A light read, Days at the Morisaki Bookshop is not a story about books, but a story about life with books, Amrutha Ramachandrapurapu reviews.
Satoshi Yagisawa’s debut novel Days at the Morisaki Bookshop is an easy and light read that revolves around the life of 25-year-old Takako. Takako’s perfect world comes crashing around her when her boyfriend tells her that he’s marrying someone else. With all doors appearing to close for her, she finds the welcoming doors of the three-generation-old Morisaki Bookshop opening for her.
It has been ages since Takako met her uncle, Satoru. She’s only heard vague descriptions of him. Takako moves into the second floor of the bookstore after her eccentric uncle Satoru invites her to stay there rent-free, replacing the mountain of books. She was never into reading books and had no plans of getting into it either. She felt lost most of the time and spent all her free time sleeping. She wasn’t interested in making conversation with anyone either.
With time, as Takako begins to talk to her uncle, she begins to understand him much better. She discovers a new side to him, but she knows the new side belongs to him.
One night, to escape overthinking, Takoko picks up a book and there’s no turning back. She falls in love with Japanese literature. With a newfound confidence and love for life, Takako leaves the bookshop and begins a new life.
In the latter part of the book, Takako meets Momoko, Satoru’s estranged wife, and befriends her. She knew her uncle could never gather the courage to ask Momoko why she left him. Takako visits the bookshop frequently. She plans to ask her aunt why she left Satoru but Momoko diverts the topic.
In the meantime, Takako meets a young editor at a café and develops a bond with him. On a trek to the majestic mountains, Takako bonds with Momoko and understands her like never before. Her heart goes out to her aunt.
Days at the Morisaki Bookshop perfectly describes the philosophy of a slow life with books. It is a cozy and comforting read. The characters are crafted beautifully, but not without their struggles. They are real and relatable. The relationships between the characters are meaningful and heartfelt. In this fast-paced world, all we crave are moments of love and solitude.
The author has developed a warm and comforting plot along the lines of managing a bookstore. The book discusses human emotions and their depths. We all feel lost at certain moments in our lives, but what we fail to understand is that there is always light at the end of the tunnel.
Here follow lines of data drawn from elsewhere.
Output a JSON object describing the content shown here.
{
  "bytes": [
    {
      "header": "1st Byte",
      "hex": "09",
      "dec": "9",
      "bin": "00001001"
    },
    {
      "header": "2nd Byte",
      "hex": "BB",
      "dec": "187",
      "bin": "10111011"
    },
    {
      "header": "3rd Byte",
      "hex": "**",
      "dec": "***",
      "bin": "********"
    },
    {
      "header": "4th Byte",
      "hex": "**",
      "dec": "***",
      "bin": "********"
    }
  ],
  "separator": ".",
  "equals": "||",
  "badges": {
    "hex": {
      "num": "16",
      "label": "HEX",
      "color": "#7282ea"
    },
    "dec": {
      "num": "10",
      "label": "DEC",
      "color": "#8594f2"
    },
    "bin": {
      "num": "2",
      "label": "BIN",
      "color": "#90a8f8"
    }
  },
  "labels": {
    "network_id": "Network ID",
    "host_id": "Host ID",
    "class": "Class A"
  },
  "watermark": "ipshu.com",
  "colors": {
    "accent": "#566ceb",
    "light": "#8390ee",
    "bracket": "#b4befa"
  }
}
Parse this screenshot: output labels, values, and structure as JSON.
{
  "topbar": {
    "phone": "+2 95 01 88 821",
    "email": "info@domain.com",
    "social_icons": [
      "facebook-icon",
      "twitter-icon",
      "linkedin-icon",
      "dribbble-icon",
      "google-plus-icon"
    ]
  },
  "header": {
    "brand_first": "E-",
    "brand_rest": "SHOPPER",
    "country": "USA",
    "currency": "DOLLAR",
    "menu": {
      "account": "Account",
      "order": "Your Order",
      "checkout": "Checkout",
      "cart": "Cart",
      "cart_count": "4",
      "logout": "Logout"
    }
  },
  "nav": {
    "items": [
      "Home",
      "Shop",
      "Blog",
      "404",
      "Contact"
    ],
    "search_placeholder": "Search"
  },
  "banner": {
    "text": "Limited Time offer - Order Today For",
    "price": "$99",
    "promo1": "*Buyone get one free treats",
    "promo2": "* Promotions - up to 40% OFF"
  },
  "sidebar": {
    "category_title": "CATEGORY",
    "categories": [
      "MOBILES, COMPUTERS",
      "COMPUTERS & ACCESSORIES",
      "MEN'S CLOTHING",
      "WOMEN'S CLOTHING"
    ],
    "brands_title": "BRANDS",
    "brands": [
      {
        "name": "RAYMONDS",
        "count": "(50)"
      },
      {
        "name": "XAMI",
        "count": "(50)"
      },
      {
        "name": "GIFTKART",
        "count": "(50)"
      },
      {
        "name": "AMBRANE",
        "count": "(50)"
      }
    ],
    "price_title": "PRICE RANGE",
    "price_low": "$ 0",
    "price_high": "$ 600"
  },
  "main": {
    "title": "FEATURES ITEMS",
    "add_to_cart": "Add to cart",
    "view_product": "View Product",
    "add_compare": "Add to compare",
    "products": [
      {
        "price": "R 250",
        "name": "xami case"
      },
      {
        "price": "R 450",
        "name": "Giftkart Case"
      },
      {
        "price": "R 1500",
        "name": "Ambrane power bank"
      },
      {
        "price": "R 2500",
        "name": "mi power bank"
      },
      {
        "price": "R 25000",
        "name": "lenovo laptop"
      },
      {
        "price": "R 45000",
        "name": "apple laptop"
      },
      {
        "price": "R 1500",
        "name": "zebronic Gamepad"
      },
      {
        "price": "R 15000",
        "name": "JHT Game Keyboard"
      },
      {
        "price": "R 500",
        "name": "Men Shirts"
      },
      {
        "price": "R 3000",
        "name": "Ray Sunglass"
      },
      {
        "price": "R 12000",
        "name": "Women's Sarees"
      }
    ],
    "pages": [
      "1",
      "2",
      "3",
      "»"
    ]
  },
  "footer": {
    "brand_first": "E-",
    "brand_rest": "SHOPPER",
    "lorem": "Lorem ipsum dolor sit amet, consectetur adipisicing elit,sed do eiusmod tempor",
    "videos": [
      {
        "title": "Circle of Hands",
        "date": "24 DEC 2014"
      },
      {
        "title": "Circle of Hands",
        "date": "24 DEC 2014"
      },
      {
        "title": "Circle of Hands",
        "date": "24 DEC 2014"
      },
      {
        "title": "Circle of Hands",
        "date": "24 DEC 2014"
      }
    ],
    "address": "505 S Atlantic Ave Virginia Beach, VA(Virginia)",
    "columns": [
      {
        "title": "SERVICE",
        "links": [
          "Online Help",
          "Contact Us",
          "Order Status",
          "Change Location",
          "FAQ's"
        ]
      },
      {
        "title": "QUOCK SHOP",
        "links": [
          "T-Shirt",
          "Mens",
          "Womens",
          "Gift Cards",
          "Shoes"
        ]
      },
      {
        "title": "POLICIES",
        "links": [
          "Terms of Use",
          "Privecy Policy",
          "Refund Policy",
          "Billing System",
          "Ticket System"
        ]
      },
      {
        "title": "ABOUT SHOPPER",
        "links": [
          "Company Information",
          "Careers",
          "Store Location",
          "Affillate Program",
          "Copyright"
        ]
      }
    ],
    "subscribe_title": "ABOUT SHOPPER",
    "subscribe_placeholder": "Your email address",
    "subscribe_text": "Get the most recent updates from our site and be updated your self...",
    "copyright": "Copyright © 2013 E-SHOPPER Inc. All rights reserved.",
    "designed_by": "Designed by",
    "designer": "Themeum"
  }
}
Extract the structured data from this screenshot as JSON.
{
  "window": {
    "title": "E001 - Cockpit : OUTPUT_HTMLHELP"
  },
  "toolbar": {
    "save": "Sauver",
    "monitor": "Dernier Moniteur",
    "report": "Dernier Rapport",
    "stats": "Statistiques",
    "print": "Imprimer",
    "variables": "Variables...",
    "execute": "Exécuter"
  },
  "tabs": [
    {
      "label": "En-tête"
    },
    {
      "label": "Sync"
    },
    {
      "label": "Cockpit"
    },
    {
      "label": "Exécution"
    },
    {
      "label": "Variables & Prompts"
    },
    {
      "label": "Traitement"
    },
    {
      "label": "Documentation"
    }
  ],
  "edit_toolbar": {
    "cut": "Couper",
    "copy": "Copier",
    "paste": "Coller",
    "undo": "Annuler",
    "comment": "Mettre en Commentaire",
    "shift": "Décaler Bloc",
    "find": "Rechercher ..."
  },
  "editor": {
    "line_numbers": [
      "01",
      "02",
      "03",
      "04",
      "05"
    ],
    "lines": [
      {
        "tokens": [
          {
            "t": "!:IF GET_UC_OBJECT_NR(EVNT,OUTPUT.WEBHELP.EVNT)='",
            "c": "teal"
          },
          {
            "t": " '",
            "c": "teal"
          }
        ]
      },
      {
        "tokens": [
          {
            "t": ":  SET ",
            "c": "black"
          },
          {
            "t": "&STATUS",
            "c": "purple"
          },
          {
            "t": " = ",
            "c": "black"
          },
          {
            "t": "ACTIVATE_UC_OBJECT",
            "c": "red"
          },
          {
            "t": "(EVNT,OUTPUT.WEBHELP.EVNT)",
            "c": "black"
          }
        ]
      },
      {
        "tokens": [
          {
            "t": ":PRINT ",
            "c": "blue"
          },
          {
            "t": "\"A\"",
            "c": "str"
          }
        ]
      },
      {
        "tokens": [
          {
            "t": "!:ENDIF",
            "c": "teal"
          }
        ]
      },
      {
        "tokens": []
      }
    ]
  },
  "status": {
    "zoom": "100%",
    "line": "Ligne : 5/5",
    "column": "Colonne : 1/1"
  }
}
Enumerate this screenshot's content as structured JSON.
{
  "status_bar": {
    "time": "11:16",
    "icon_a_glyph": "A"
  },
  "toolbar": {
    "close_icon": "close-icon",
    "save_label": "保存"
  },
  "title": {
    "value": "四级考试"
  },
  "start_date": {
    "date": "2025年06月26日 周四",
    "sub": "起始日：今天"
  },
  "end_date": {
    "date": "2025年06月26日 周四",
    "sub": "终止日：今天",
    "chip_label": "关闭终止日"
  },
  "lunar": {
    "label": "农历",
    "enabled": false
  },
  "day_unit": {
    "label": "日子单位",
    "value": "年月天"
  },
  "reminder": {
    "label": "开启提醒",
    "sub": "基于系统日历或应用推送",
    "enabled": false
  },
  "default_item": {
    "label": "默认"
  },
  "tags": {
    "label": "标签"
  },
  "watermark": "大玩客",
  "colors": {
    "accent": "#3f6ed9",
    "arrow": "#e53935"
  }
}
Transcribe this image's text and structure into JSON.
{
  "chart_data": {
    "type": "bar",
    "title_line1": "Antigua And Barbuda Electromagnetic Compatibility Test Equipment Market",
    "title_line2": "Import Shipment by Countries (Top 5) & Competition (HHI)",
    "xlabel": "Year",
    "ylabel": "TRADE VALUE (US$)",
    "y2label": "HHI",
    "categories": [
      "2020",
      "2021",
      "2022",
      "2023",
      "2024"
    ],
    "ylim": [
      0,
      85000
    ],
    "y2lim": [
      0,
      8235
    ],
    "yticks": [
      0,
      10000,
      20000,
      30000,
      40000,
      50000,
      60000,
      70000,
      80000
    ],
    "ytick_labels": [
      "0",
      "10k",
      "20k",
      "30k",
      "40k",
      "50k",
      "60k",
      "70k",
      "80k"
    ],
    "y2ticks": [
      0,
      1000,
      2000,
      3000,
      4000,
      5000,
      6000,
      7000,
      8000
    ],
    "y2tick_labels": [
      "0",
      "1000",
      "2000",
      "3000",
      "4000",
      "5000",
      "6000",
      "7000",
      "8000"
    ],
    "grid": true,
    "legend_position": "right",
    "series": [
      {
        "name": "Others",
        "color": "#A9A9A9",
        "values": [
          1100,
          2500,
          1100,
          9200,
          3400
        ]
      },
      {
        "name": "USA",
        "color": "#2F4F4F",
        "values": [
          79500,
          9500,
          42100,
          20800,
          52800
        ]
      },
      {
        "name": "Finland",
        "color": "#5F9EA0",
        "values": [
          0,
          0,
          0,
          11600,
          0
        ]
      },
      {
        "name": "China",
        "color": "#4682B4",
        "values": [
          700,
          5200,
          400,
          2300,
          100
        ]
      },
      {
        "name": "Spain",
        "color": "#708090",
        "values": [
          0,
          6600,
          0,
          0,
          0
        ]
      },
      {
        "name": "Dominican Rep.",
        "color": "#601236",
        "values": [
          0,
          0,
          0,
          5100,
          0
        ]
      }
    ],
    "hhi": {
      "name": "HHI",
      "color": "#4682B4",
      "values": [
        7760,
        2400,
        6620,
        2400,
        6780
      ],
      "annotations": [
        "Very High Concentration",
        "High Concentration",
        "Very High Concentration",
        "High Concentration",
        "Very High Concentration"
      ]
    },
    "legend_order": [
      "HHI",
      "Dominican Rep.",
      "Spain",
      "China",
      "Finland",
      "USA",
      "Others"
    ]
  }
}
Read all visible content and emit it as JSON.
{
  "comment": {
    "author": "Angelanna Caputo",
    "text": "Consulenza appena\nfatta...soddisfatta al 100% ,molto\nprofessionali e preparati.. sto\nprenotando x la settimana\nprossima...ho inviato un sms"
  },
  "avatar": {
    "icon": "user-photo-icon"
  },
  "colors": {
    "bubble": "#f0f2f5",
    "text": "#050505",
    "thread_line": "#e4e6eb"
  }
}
Days at the Morisaki Bookshop explores the themes of family, love, and the might of reading. Takako’s life is all about love and new beginnings.
The plot is well paced and the book cover gets brownie points. The story isn’t about books but rather about life with books. Days at the Morisaki Bookshop is nothing but a warm hug to its readers.
Pick up Days at the Morisaki Bookshop from any Kunzum store or WhatsApp +91.8800200280 to order. Buy the book(s) and the coffee’s on us.